He later moved to Amesbury, Massachusetts. In 2007, he was a leader in the effort to get Proposition 1, a proposed initiative petition that would which would cap increases in property tax levies to 1% a year and eliminate the auto excise tax. On September 26, 2007 he was disbarred by the Board of Bar Overseers for "serious crimes", including intimidation of a witness and violating a protective order. Hyatt maintained his innocence and stated that he had only pled guilty because he did not have enough money to fight the charges in court. He had not practiced law since 2000, when stopped paying his bar association dues.[4]

References[edit]

  1. ^ a b c d e f Phillips, Frank (November 25, 1989). "Greg Hyatt: 3 Years After the Fall in '86". The Boston Globe. 
  2. ^ a b c d e f Brookhiser, Richard (July 18, 1986). "Can they dump the Duke?". National Review. 
  3. ^ a b Beam, Alex (January 25, 2004). "He was Once Somebody, but who?". The Boston Globe. 
  4. ^ a b Tait, Stephen (October 5, 2007). "Hyatt disbarred, still vows to push forward with Prop. 1". The Newburyport Daily News. Retrieved April 16, 2014. 
  5. ^ a b Election Statistics; The Commonwealth of Massachusetts 1984. 
  6. ^ Rowland Evans; Robert Novak (November 5, 1984). "Reagan's campaign strategy, tactics challenged". Lawrence Journal-World. Retrieved 30 July 2011. 
  7. ^ a b c Bruce Mohl (March 14, 1986). "GOP'S Hyatt Announces Candidacy for Governor". Boston Globe. Retrieved 2011-01-11. 
  8. ^ a b Phillips, Frank (July 19, 1993). "Suit heads for court, political grist mill". The Boston Globe. 
  9. ^ a b Andrew J. Dabilis (April 13, 1986). "Switzler Drive Put Together in 4 1/2 Hours". Boston Globe. Retrieved 2011-01-11. 
  10. ^ Bruce Mohl (June 5, 1986). "ACCUSATIONS, TURMOIL SWIRL OVER SWITZLER". Boston Globe. Retrieved 2010-06-18. 
  11. ^ Bruce Mohl (October 18, 1986). "ADS DEPICT TAX CAP AS A HYATT PROPOSAL". Boston Globe. Retrieved 2010-06-18. 
  12. ^ "Hey, gang! It's all over!". Nashua Telegraph. July 17, 1986. Retrieved 30 July 2011. 
  13. ^ Phillips, Frank (September 25, 1993). "Hyatt settles suit against Tocco". The Boston Globe. 
  14. ^ a b Turner, Robert L. (June 1, 1993). "In Methuen, a comeback kid is running for mayor". The Boston Globe. 

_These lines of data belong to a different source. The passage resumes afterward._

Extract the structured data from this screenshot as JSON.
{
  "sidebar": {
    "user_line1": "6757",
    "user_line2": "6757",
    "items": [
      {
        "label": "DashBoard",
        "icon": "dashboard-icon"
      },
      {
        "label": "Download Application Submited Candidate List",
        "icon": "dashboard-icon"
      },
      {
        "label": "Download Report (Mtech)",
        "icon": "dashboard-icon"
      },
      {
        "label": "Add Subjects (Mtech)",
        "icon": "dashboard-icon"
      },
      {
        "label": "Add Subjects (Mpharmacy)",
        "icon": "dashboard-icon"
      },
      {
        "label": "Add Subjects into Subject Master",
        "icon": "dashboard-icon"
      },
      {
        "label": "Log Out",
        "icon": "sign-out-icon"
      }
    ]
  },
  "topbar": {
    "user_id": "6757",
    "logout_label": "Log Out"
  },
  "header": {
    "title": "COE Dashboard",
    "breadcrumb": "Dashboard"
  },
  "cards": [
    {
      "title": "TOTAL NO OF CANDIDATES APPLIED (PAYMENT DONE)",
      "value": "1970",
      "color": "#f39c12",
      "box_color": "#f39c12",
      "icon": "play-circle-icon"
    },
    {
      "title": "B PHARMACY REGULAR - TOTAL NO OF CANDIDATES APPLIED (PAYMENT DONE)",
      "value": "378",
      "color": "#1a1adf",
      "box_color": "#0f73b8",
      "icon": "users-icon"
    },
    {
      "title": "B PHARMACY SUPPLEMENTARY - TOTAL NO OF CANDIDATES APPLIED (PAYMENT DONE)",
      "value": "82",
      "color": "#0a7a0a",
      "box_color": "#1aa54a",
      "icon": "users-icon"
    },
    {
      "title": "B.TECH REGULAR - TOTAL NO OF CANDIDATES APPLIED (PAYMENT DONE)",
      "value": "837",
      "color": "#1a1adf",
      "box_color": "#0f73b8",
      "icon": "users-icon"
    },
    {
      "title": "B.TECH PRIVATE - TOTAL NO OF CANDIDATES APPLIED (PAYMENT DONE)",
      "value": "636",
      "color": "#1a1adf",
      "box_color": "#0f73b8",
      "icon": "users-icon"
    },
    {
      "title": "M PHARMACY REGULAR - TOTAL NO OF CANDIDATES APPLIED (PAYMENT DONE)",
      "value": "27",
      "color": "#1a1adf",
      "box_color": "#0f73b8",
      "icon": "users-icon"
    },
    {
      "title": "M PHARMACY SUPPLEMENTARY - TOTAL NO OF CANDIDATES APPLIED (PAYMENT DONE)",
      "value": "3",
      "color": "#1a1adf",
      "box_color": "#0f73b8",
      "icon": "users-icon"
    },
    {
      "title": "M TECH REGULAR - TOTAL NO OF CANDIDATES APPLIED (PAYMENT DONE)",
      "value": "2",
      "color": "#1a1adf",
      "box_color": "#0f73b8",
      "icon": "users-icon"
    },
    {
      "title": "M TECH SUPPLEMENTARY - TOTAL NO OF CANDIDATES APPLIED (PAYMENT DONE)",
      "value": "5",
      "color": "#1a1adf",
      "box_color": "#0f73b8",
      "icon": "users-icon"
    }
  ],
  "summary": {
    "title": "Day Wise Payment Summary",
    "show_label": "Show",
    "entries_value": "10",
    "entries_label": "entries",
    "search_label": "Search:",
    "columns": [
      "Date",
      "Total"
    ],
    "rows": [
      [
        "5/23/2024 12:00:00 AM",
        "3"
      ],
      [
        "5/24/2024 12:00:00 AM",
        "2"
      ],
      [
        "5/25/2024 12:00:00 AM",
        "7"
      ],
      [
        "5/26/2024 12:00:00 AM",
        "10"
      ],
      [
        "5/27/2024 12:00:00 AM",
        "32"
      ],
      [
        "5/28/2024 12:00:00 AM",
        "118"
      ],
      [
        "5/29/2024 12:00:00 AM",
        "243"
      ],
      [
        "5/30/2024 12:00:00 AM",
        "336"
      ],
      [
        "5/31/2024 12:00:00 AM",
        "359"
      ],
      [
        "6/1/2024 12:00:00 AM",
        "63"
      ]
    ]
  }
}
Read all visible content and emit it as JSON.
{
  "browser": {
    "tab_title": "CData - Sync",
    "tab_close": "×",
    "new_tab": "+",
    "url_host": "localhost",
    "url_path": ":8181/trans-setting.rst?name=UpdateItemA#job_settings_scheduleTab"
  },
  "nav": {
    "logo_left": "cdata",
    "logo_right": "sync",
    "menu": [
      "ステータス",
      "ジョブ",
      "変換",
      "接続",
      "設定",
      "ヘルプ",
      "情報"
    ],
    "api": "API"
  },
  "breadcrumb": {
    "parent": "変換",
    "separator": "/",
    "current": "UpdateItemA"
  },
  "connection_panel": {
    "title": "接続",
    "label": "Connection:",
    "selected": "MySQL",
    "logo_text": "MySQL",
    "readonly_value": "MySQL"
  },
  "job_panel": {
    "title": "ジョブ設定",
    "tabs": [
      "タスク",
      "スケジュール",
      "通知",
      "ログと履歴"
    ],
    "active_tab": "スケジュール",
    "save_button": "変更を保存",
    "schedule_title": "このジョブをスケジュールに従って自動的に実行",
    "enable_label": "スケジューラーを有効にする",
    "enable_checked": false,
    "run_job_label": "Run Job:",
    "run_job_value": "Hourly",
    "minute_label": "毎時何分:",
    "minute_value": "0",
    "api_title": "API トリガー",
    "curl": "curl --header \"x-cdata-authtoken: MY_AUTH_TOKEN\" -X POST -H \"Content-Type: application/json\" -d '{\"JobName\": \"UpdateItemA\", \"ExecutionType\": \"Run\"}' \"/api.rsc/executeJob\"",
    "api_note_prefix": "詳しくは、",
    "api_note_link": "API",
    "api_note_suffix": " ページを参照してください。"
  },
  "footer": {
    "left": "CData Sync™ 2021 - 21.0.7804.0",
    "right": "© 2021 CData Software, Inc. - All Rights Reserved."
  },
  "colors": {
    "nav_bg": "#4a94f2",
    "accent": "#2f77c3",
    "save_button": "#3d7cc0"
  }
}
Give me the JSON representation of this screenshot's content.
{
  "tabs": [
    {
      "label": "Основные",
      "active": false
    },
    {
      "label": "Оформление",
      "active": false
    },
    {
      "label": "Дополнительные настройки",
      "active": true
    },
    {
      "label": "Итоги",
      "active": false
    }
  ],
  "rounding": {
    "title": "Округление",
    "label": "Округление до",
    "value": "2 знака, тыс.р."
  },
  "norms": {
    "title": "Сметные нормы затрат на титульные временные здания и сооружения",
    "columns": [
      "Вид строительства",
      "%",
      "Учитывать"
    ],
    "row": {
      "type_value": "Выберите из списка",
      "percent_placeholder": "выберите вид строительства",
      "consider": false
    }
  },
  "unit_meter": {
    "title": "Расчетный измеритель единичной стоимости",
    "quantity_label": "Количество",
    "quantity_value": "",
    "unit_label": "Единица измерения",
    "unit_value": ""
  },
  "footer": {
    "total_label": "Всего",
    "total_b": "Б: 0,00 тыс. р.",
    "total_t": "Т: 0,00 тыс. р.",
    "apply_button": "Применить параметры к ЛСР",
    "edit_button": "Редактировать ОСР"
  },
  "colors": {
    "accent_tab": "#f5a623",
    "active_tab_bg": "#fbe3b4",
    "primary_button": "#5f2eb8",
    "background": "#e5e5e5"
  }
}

  15. ^ "Hyatt, Gregory S. "Greg"". Our Campaigns. Retrieved 30 July 2011. 
Preceded by
Don Feder
Executive Director of Citizens for Limited Taxation
1979 – 1980
Succeeded by
Barbara Anderson